* [Assigned task]
Out of the records below, copy all lines in which the word "JSON" occurs.

* [Dataset records]

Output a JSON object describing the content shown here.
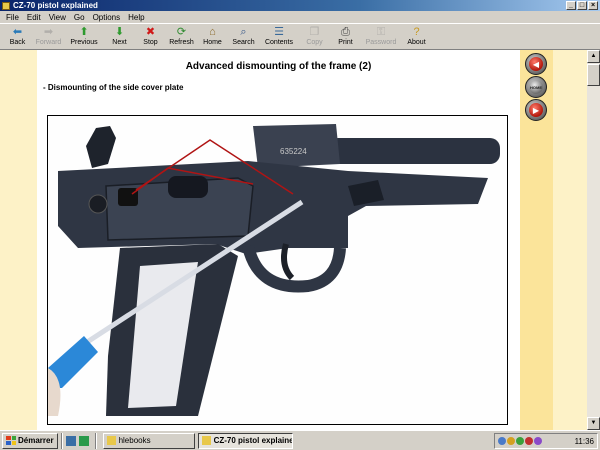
{
  "window": {
    "title": "CZ-70 pistol explained"
  },
  "menu": [
    "File",
    "Edit",
    "View",
    "Go",
    "Options",
    "Help"
  ],
  "toolbar": [
    {
      "name": "back-button",
      "label": "Back",
      "icon": "back-arrow-icon",
      "glyph": "⬅",
      "color": "#2a7ab8",
      "enabled": true
    },
    {
      "name": "forward-button",
      "label": "Forward",
      "icon": "forward-arrow-icon",
      "glyph": "➡",
      "color": "#808080",
      "enabled": false
    },
    {
      "name": "previous-button",
      "label": "Previous",
      "icon": "up-arrow-icon",
      "glyph": "⬆",
      "color": "#2e9a2e",
      "enabled": true
    },
    {
      "name": "next-button",
      "label": "Next",
      "icon": "down-arrow-icon",
      "glyph": "⬇",
      "color": "#2e9a2e",
      "enabled": true
    },
    {
      "name": "stop-button",
      "label": "Stop",
      "icon": "stop-icon",
      "glyph": "✖",
      "color": "#d01818",
      "enabled": true
    },
    {
      "name": "refresh-button",
      "label": "Refresh",
      "icon": "refresh-icon",
      "glyph": "⟳",
      "color": "#2e8a2e",
      "enabled": true
    },
    {
      "name": "home-button",
      "label": "Home",
      "icon": "home-icon",
      "glyph": "⌂",
      "color": "#8a6a2a",
      "enabled": true
    },
    {
      "name": "search-button",
      "label": "Search",
      "icon": "search-icon",
      "glyph": "⌕",
      "color": "#3a5a8a",
      "enabled": true
    },
    {
      "name": "contents-button",
      "label": "Contents",
      "icon": "contents-icon",
      "glyph": "☰",
      "color": "#3a6a9a",
      "enabled": true
    },
    {
      "name": "copy-button",
      "label": "Copy",
      "icon": "copy-icon",
      "glyph": "❐",
      "color": "#808080",
      "enabled": false
    },
    {
      "name": "print-button",
      "label": "Print",
      "icon": "printer-icon",
      "glyph": "⎙",
      "color": "#404040",
      "enabled": true
    },
    {
      "name": "password-button",
      "label": "Password",
      "icon": "key-icon",
      "glyph": "⚿",
      "color": "#808080",
      "enabled": false
    },
    {
      "name": "about-button",
      "label": "About",
      "icon": "question-icon",
      "glyph": "?",
      "color": "#c89a20",
      "enabled": true
    }
  ],
  "page": {
    "title": "Advanced dismounting of the frame (2)",
    "subtitle": "- Dismounting of the side cover plate",
    "photo": {
      "serial": "635224"
    }
  },
  "sidebar": {
    "home_label": "HOME"
  },
  "taskbar": {
    "start_label": "Démarrer",
    "items": [
      {
        "label": "hlebooks",
        "active": false
      },
      {
        "label": "CZ-70 pistol explained",
        "active": true
      }
    ],
    "clock": "11:36"
  },
  "colors": {
    "content_bg": "#fdf2c7",
    "sidebar_bg": "#fbe49a",
    "titlebar": "#0a246a"
  }
}
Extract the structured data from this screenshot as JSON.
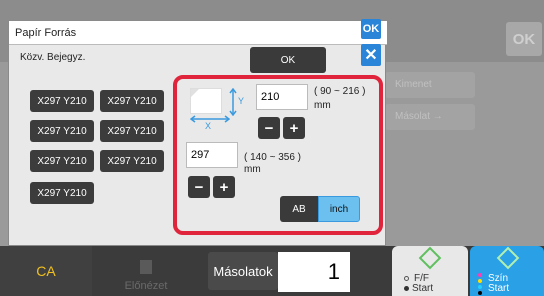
{
  "dialog": {
    "title": "Papír Forrás",
    "ok_corner": "OK",
    "close_icon": "close-icon",
    "subtitle": "Közv. Bejegyz.",
    "ok_button": "OK",
    "size_buttons": [
      "X297 Y210",
      "X297 Y210",
      "X297 Y210",
      "X297 Y210",
      "X297 Y210",
      "X297 Y210",
      "X297 Y210"
    ]
  },
  "custom_size": {
    "y_value": "210",
    "y_range": "( 90 ~ 216 )",
    "y_unit": "mm",
    "y_axis_label": "Y",
    "x_value": "297",
    "x_range": "( 140 ~ 356 )",
    "x_unit": "mm",
    "x_axis_label": "X",
    "minus": "−",
    "plus": "+",
    "unit_ab": "AB",
    "unit_inch": "inch",
    "selected_unit": "inch"
  },
  "background": {
    "ok": "OK",
    "row1": "Kimenet",
    "row2": "Másolat →"
  },
  "bottom_bar": {
    "ca": "CA",
    "preview": "Előnézet",
    "copies_label": "Másolatok",
    "copies_value": "1",
    "bw_start_line1": "F/F",
    "bw_start_line2": "Start",
    "color_start_line1": "Szín",
    "color_start_line2": "Start"
  },
  "colors": {
    "accent_blue": "#2a84d8",
    "highlight_red": "#e0243c",
    "color_start": "#2aa0e6",
    "ca_text": "#f0c020"
  }
}
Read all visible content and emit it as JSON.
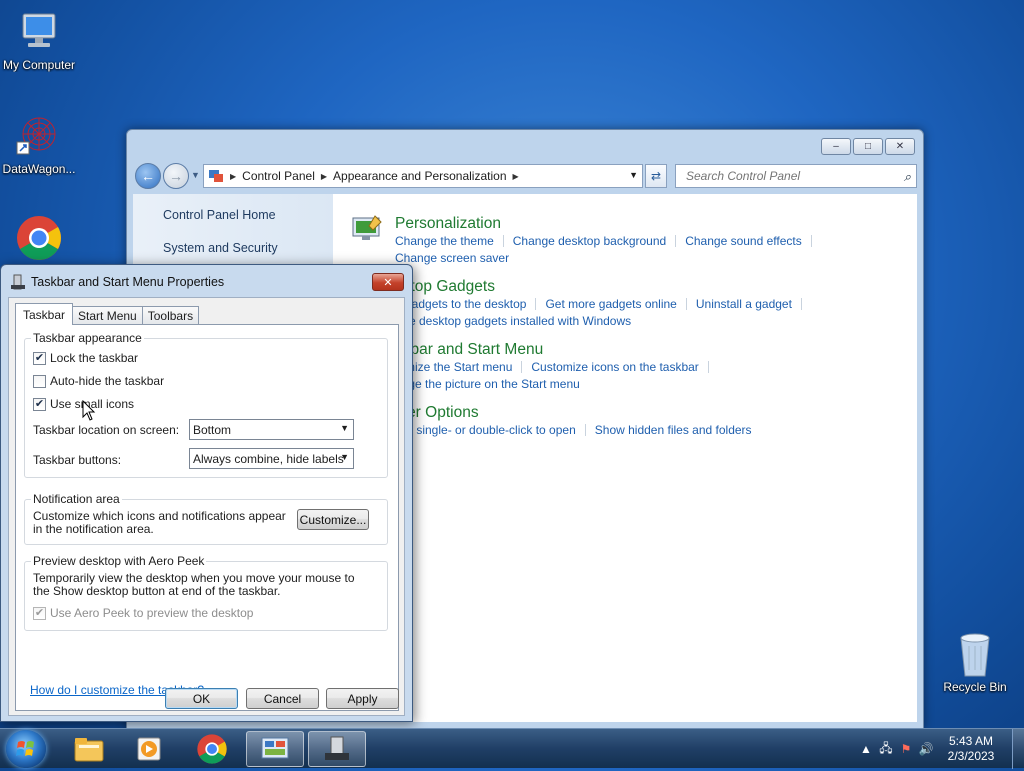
{
  "desktop": {
    "icons": [
      {
        "label": "My Computer"
      },
      {
        "label": "DataWagon..."
      },
      {
        "label": "Recycle Bin"
      }
    ]
  },
  "control_panel": {
    "address": {
      "crumbs": [
        "Control Panel",
        "Appearance and Personalization"
      ]
    },
    "search_placeholder": "Search Control Panel",
    "sidebar": [
      "Control Panel Home",
      "System and Security"
    ],
    "categories": [
      {
        "title": "Personalization",
        "links": [
          "Change the theme",
          "Change desktop background",
          "Change sound effects",
          "Change screen saver"
        ]
      },
      {
        "title": "sktop Gadgets",
        "links": [
          "d gadgets to the desktop",
          "Get more gadgets online",
          "Uninstall a gadget",
          "tore desktop gadgets installed with Windows"
        ]
      },
      {
        "title": "skbar and Start Menu",
        "links": [
          "tomize the Start menu",
          "Customize icons on the taskbar",
          "ange the picture on the Start menu"
        ]
      },
      {
        "title": "lder Options",
        "links": [
          "cify single- or double-click to open",
          "Show hidden files and folders"
        ]
      }
    ]
  },
  "dialog": {
    "title": "Taskbar and Start Menu Properties",
    "tabs": [
      "Taskbar",
      "Start Menu",
      "Toolbars"
    ],
    "appearance": {
      "group_title": "Taskbar appearance",
      "lock": {
        "label": "Lock the taskbar",
        "checked": true
      },
      "autohide": {
        "label": "Auto-hide the taskbar",
        "checked": false
      },
      "small_icons": {
        "label": "Use small icons",
        "checked": true
      },
      "location_label": "Taskbar location on screen:",
      "location_value": "Bottom",
      "buttons_label": "Taskbar buttons:",
      "buttons_value": "Always combine, hide labels"
    },
    "notification": {
      "group_title": "Notification area",
      "text": "Customize which icons and notifications appear in the notification area.",
      "button": "Customize..."
    },
    "aero": {
      "group_title": "Preview desktop with Aero Peek",
      "text": "Temporarily view the desktop when you move your mouse to the Show desktop button at end of the taskbar.",
      "checkbox": {
        "label": "Use Aero Peek to preview the desktop",
        "checked": true
      }
    },
    "help_link": "How do I customize the taskbar?",
    "ok": "OK",
    "cancel": "Cancel",
    "apply": "Apply"
  },
  "taskbar": {
    "clock_time": "5:43 AM",
    "clock_date": "2/3/2023"
  }
}
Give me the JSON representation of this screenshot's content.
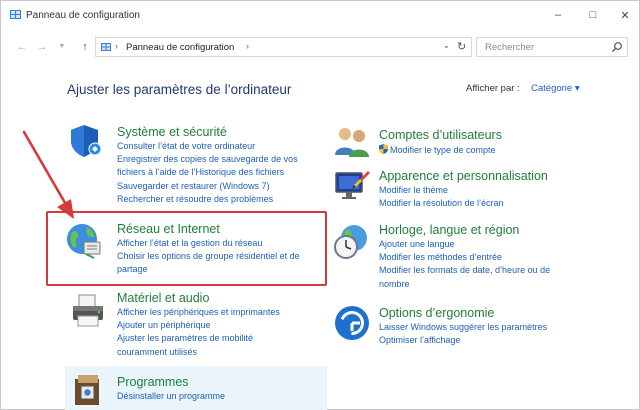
{
  "window": {
    "title": "Panneau de configuration",
    "controls": {
      "minimize": "–",
      "maximize": "□",
      "close": "✕"
    }
  },
  "address": {
    "path": "Panneau de configuration",
    "separator": "›",
    "search_placeholder": "Rechercher"
  },
  "header": {
    "heading": "Ajuster les paramètres de l’ordinateur",
    "view_by_label": "Afficher par :",
    "view_by_value": "Catégorie ▾"
  },
  "categories": {
    "system": {
      "title": "Système et sécurité",
      "icon": "shield-icon",
      "links": [
        "Consulter l’état de votre ordinateur",
        "Enregistrer des copies de sauvegarde de vos",
        "fichiers à l’aide de l’Historique des fichiers",
        "Sauvegarder et restaurer (Windows 7)",
        "Rechercher et résoudre des problèmes"
      ]
    },
    "network": {
      "title": "Réseau et Internet",
      "icon": "network-globe-icon",
      "links": [
        "Afficher l’état et la gestion du réseau",
        "Choisir les options de groupe résidentiel et de",
        "partage"
      ]
    },
    "hardware": {
      "title": "Matériel et audio",
      "icon": "printer-icon",
      "links": [
        "Afficher les périphériques et imprimantes",
        "Ajouter un périphérique",
        "Ajuster les paramètres de mobilité",
        "couramment utilisés"
      ]
    },
    "programs": {
      "title": "Programmes",
      "icon": "programs-icon",
      "links": [
        "Désinstaller un programme"
      ]
    },
    "accounts": {
      "title": "Comptes d’utilisateurs",
      "icon": "users-icon",
      "links": [
        "Modifier le type de compte"
      ]
    },
    "appearance": {
      "title": "Apparence et personnalisation",
      "icon": "display-icon",
      "links": [
        "Modifier le thème",
        "Modifier la résolution de l’écran"
      ]
    },
    "clock": {
      "title": "Horloge, langue et région",
      "icon": "clock-globe-icon",
      "links": [
        "Ajouter une langue",
        "Modifier les méthodes d’entrée",
        "Modifier les formats de date, d’heure ou de",
        "nombre"
      ]
    },
    "ease": {
      "title": "Options d’ergonomie",
      "icon": "ease-of-access-icon",
      "links": [
        "Laisser Windows suggérer les paramètres",
        "Optimiser l’affichage"
      ]
    }
  },
  "colors": {
    "link": "#2060b8",
    "category_title": "#1f7f3a",
    "heading": "#1e3b70",
    "highlight": "#d33a3a"
  }
}
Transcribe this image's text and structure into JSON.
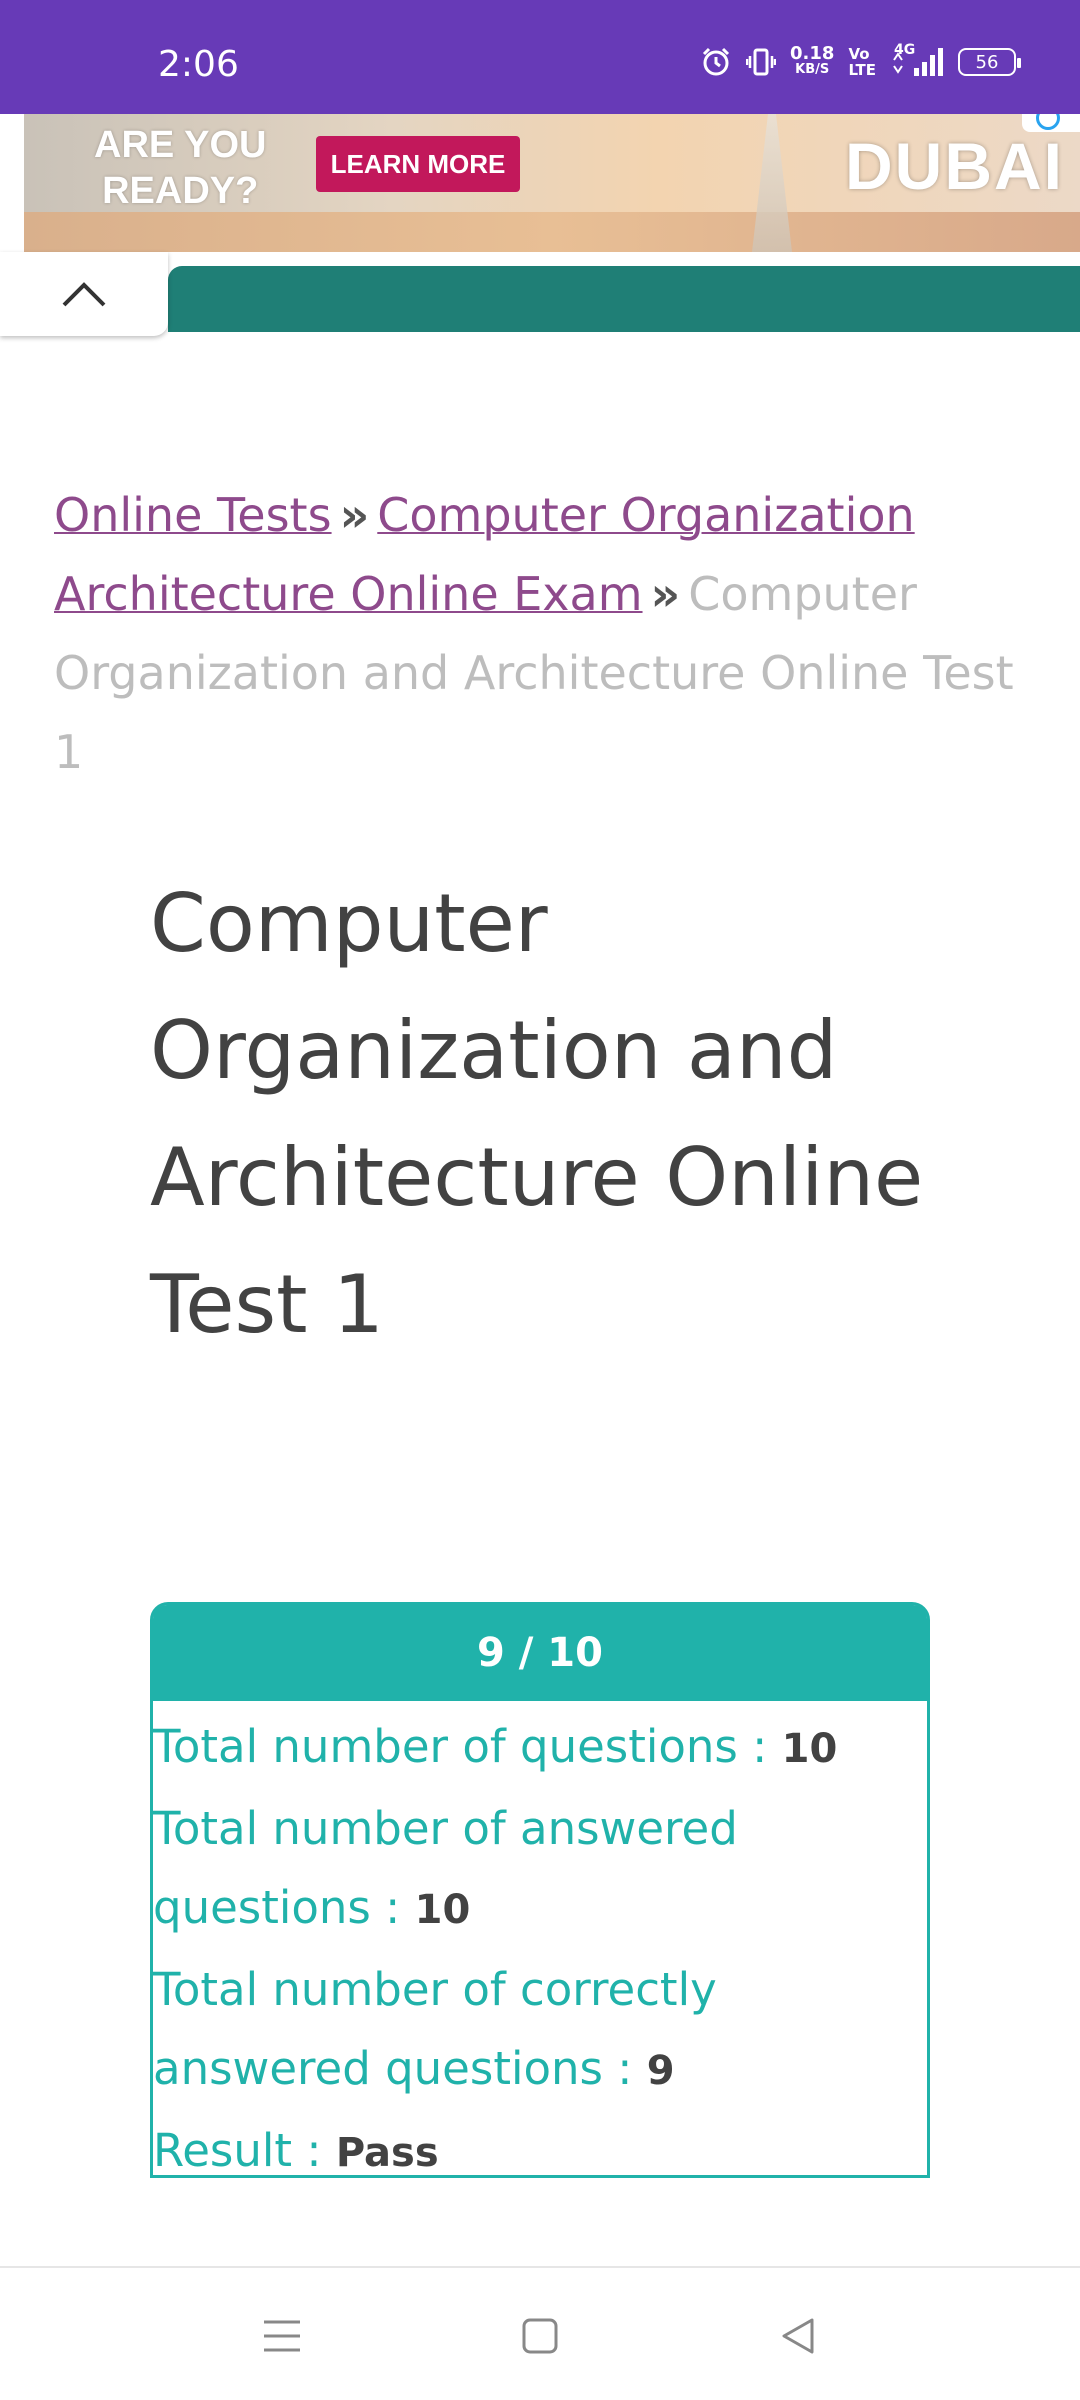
{
  "status_bar": {
    "time": "2:06",
    "net_speed_value": "0.18",
    "net_speed_unit": "KB/S",
    "volte_top": "Vo",
    "volte_bottom": "LTE",
    "network_type": "4G",
    "battery_level": "56",
    "icons": [
      "alarm-icon",
      "vibrate-icon",
      "signal-icon",
      "battery-icon"
    ]
  },
  "ad": {
    "headline_line1": "ARE YOU",
    "headline_line2": "READY?",
    "cta_label": "LEARN MORE",
    "brand": "DUBAI"
  },
  "breadcrumb": {
    "items": [
      {
        "label": "Online Tests",
        "link": true
      },
      {
        "label": "Computer Organization Architecture Online Exam",
        "link": true
      },
      {
        "label": "Computer Organization and Architecture Online Test 1",
        "link": false
      }
    ],
    "separator": "»"
  },
  "page": {
    "title": "Computer Organization and Architecture Online Test 1"
  },
  "result": {
    "score": "9 / 10",
    "rows": [
      {
        "label": "Total number of questions : ",
        "value": "10"
      },
      {
        "label": "Total number of answered questions : ",
        "value": "10"
      },
      {
        "label": "Total number of correctly answered questions : ",
        "value": "9"
      },
      {
        "label": "Result : ",
        "value": "Pass"
      }
    ]
  },
  "colors": {
    "status_bar": "#673ab7",
    "teal": "#20b2aa",
    "teal_dark": "#1f7f76",
    "link": "#8e4a8c"
  },
  "nav_bar": {
    "icons": [
      "menu-icon",
      "home-square-icon",
      "back-triangle-icon"
    ]
  }
}
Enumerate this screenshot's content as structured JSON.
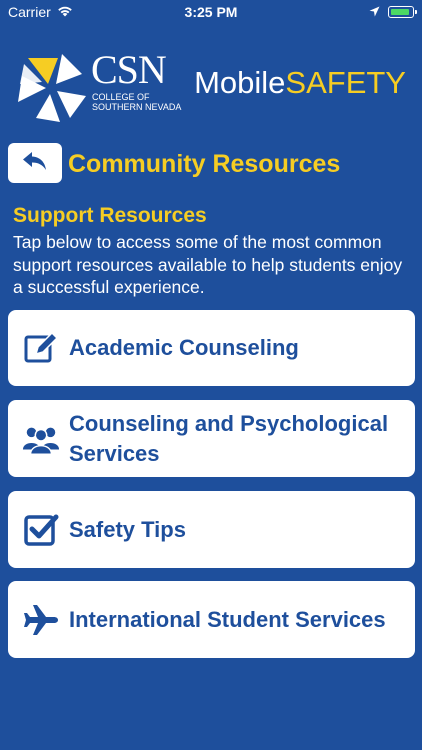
{
  "status_bar": {
    "carrier": "Carrier",
    "time": "3:25 PM"
  },
  "header": {
    "org_short": "CSN",
    "org_full": "COLLEGE OF SOUTHERN NEVADA",
    "brand_mobile": "Mobile",
    "brand_safety": "SAFETY"
  },
  "page": {
    "title": "Community Resources"
  },
  "section": {
    "title": "Support Resources",
    "description": "Tap below to access some of the most common support resources available to help students enjoy a successful experience."
  },
  "resources": [
    {
      "label": "Academic Counseling",
      "icon": "edit-icon"
    },
    {
      "label": "Counseling and Psychological Services",
      "icon": "users-icon"
    },
    {
      "label": "Safety Tips",
      "icon": "checkbox-icon"
    },
    {
      "label": "International Student Services",
      "icon": "airplane-icon"
    }
  ],
  "colors": {
    "background": "#1e4f9c",
    "accent_yellow": "#f6cd23",
    "card": "#ffffff",
    "battery": "#4cd964"
  }
}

* [Response box]
Output a JSON object describing the content shown here.
Extract the structured data from this screenshot as JSON.
Read all visible content and emit it as JSON.
Give me the JSON representation of this screenshot's content.
Transcribe this image's text and structure into JSON.
Enumerate this screenshot's content as structured JSON.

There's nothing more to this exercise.